*Action item:*
Please retype, character for character, the portion of the entries below that runs from the line containing "Give me the" to the last line.

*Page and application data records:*
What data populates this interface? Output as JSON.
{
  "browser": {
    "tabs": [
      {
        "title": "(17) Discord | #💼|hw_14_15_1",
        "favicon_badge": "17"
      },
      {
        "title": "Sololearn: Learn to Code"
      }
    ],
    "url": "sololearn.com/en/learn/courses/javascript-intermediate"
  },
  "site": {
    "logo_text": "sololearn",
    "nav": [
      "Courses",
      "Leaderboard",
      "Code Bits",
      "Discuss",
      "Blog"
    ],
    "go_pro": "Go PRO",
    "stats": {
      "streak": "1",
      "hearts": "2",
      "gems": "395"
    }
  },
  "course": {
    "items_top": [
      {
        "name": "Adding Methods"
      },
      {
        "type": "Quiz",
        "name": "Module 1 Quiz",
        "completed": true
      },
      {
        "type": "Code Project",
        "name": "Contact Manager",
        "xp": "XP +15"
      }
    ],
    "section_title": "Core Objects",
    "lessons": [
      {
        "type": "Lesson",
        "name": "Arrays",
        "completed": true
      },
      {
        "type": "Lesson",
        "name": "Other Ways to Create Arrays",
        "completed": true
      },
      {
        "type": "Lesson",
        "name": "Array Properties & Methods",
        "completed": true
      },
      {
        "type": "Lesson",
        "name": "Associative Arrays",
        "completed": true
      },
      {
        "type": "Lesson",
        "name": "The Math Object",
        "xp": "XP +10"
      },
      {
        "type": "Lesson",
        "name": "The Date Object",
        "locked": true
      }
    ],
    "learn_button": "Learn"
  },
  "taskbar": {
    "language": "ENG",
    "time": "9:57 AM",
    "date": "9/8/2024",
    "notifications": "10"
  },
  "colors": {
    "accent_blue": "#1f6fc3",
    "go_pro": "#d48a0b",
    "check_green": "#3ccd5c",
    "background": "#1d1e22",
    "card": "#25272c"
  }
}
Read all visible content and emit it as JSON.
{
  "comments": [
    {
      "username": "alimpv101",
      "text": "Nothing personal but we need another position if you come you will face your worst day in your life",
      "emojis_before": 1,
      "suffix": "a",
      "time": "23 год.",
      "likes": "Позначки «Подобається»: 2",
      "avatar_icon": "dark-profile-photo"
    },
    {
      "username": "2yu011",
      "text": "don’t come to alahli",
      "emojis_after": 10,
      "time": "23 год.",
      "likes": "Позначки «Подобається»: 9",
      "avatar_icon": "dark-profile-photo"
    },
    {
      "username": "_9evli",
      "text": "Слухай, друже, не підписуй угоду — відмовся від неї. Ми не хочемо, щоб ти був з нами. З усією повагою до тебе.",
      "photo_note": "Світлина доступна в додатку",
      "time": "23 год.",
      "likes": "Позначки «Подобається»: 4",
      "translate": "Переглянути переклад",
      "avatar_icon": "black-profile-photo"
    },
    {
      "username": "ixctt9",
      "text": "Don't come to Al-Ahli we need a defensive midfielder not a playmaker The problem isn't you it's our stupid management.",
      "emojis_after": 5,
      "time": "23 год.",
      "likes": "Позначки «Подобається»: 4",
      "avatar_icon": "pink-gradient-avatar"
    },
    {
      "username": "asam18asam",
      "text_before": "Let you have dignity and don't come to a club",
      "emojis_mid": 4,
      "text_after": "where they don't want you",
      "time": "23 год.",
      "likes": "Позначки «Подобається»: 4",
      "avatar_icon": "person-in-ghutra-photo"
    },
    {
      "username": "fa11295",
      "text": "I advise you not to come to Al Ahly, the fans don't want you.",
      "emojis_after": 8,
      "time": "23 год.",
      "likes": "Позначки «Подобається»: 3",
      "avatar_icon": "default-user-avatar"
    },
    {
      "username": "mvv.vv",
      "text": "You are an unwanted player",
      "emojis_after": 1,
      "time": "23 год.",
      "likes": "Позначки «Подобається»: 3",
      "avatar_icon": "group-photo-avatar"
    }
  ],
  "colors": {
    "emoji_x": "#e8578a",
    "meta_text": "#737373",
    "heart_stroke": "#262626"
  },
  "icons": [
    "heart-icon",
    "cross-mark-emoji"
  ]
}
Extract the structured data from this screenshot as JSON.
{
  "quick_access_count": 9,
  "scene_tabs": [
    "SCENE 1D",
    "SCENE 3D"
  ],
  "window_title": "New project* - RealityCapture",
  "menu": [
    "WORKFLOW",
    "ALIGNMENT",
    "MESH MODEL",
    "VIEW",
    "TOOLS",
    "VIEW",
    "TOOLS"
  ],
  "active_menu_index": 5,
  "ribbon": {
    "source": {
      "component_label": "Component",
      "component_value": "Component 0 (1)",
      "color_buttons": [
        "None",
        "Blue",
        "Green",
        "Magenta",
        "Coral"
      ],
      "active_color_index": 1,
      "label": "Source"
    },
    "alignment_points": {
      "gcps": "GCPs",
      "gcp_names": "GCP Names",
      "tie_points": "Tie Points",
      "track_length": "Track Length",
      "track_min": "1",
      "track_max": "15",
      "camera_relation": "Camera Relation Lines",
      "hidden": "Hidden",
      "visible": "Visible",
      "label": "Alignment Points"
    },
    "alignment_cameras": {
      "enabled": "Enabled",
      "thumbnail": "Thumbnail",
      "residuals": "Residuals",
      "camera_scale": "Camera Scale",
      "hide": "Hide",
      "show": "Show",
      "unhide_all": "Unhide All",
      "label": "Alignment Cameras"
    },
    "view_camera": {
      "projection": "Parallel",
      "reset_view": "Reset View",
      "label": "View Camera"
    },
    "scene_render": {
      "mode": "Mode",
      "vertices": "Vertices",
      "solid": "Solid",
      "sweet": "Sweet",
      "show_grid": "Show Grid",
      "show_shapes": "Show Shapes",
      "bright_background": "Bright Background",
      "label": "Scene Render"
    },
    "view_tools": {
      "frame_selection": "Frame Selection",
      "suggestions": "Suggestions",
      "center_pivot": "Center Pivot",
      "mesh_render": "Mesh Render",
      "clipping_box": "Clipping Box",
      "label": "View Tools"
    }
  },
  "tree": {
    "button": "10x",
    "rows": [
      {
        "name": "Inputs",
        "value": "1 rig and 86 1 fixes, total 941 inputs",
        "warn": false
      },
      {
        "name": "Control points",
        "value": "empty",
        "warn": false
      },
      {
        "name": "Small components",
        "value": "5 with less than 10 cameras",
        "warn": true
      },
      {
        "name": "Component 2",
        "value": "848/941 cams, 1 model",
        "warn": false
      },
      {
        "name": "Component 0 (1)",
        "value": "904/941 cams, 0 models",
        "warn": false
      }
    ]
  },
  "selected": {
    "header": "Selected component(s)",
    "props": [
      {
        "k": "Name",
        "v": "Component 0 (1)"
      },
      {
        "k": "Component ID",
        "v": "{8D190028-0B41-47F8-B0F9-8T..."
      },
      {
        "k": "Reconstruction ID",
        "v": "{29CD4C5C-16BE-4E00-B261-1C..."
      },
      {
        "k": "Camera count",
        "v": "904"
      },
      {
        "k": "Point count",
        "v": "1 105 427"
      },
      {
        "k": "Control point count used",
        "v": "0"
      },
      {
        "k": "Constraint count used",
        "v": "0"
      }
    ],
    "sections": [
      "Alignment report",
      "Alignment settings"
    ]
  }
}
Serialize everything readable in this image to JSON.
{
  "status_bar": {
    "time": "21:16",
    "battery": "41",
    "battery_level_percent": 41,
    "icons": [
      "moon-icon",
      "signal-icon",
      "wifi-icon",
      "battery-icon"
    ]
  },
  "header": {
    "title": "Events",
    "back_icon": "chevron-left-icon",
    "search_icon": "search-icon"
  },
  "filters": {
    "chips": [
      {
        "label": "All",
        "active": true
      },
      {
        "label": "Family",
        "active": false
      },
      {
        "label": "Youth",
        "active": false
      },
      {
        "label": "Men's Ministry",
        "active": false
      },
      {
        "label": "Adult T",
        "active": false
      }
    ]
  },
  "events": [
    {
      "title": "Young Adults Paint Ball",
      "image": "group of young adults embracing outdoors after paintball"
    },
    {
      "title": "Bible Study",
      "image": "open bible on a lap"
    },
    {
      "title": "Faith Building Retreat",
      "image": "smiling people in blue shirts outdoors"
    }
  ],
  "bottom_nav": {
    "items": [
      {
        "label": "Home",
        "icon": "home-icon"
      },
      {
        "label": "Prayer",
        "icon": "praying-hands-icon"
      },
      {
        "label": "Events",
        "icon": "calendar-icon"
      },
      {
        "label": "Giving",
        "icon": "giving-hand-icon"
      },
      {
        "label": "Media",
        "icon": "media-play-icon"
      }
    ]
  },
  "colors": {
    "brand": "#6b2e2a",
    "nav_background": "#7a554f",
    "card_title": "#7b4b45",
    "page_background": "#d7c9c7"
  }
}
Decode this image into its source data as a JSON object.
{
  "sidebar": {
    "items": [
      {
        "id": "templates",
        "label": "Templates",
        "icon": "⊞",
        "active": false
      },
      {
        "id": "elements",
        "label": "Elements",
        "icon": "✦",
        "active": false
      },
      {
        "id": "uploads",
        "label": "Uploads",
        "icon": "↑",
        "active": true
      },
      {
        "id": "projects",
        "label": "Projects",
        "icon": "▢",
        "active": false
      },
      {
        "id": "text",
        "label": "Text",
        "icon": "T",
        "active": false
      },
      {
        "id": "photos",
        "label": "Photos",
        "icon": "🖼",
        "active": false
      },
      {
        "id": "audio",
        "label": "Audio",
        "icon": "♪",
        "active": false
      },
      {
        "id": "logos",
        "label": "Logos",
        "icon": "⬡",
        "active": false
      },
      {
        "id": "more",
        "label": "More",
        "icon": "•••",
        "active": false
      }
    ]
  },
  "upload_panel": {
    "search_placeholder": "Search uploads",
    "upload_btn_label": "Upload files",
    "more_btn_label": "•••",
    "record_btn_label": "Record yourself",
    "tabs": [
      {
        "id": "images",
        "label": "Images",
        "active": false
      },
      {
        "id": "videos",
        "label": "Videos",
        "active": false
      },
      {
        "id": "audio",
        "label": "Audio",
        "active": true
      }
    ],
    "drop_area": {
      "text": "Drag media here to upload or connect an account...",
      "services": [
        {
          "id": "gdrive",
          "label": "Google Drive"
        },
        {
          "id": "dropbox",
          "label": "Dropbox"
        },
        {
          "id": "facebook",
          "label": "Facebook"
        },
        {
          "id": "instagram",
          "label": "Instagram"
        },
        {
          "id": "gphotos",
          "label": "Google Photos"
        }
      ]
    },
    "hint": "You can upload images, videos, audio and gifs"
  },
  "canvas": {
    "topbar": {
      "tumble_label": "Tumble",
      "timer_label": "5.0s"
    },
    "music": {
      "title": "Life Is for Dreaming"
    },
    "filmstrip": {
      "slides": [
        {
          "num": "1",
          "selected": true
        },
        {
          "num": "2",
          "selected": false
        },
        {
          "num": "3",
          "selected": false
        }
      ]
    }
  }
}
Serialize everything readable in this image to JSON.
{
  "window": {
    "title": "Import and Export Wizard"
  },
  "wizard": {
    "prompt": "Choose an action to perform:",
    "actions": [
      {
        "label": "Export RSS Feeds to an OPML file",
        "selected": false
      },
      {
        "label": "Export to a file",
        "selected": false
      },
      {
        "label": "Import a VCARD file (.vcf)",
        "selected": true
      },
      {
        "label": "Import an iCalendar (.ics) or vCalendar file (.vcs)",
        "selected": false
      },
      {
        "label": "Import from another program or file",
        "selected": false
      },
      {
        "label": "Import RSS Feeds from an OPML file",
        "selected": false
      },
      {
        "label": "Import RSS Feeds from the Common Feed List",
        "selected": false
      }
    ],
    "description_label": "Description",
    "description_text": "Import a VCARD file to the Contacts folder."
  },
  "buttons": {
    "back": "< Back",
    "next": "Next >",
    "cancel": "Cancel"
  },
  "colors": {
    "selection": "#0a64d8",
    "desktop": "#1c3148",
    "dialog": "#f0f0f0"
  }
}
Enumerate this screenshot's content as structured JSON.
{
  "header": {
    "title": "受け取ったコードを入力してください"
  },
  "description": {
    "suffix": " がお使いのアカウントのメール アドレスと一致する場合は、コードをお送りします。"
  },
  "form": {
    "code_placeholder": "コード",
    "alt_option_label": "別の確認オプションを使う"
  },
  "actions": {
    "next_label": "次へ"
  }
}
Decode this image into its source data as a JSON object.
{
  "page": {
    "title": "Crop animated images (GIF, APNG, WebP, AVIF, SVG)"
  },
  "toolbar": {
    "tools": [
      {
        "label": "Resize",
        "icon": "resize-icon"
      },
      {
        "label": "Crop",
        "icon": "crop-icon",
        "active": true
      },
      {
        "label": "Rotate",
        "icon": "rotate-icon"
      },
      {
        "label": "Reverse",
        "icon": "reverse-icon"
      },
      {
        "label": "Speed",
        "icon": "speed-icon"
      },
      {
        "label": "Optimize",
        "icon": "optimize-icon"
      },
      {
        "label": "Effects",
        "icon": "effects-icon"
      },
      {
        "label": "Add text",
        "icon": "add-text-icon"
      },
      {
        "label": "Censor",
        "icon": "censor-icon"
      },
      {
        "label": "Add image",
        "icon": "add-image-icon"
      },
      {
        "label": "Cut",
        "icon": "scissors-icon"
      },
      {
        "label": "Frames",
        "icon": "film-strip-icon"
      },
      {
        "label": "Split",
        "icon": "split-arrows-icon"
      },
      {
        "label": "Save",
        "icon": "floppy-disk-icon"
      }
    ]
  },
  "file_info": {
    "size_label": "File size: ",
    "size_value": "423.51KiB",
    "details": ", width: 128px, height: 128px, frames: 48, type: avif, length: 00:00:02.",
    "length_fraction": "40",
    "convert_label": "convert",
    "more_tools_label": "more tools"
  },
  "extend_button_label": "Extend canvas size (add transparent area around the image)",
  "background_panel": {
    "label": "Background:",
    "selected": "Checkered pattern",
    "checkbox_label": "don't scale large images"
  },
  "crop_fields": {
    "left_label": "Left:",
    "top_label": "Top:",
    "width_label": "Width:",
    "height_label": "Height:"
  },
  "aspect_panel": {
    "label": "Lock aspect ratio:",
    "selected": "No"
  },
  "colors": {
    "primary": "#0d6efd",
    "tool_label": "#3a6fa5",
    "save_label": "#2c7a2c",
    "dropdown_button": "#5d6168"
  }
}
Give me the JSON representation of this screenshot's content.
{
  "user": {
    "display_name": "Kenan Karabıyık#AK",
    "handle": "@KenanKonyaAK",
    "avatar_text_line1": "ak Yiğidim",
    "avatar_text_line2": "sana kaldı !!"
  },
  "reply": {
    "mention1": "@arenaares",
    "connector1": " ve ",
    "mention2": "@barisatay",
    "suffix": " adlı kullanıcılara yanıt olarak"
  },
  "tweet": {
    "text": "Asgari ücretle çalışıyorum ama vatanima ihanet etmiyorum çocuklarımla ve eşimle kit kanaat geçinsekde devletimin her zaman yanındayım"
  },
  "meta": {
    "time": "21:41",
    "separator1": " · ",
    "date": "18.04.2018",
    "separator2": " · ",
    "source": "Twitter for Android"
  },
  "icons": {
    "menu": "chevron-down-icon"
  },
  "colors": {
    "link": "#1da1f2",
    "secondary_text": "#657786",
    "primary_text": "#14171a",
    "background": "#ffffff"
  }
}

*Result below:*
Give me the JSON representation of this screenshot's content.
{
  "user": {
    "display_name": "Kenan Karabıyık#AK",
    "handle": "@KenanKonyaAK",
    "avatar_text_line1": "ak Yiğidim",
    "avatar_text_line2": "sana kaldı !!"
  },
  "reply": {
    "mention1": "@arenaares",
    "connector1": " ve ",
    "mention2": "@barisatay",
    "suffix": " adlı kullanıcılara yanıt olarak"
  },
  "tweet": {
    "text": "Asgari ücretle çalışıyorum ama vatanima ihanet etmiyorum çocuklarımla ve eşimle kit kanaat geçinsekde devletimin her zaman yanındayım"
  },
  "meta": {
    "time": "21:41",
    "separator1": " · ",
    "date": "18.04.2018",
    "separator2": " · ",
    "source": "Twitter for Android"
  },
  "icons": {
    "menu": "chevron-down-icon"
  },
  "colors": {
    "link": "#1da1f2",
    "secondary_text": "#657786",
    "primary_text": "#14171a",
    "background": "#ffffff"
  }
}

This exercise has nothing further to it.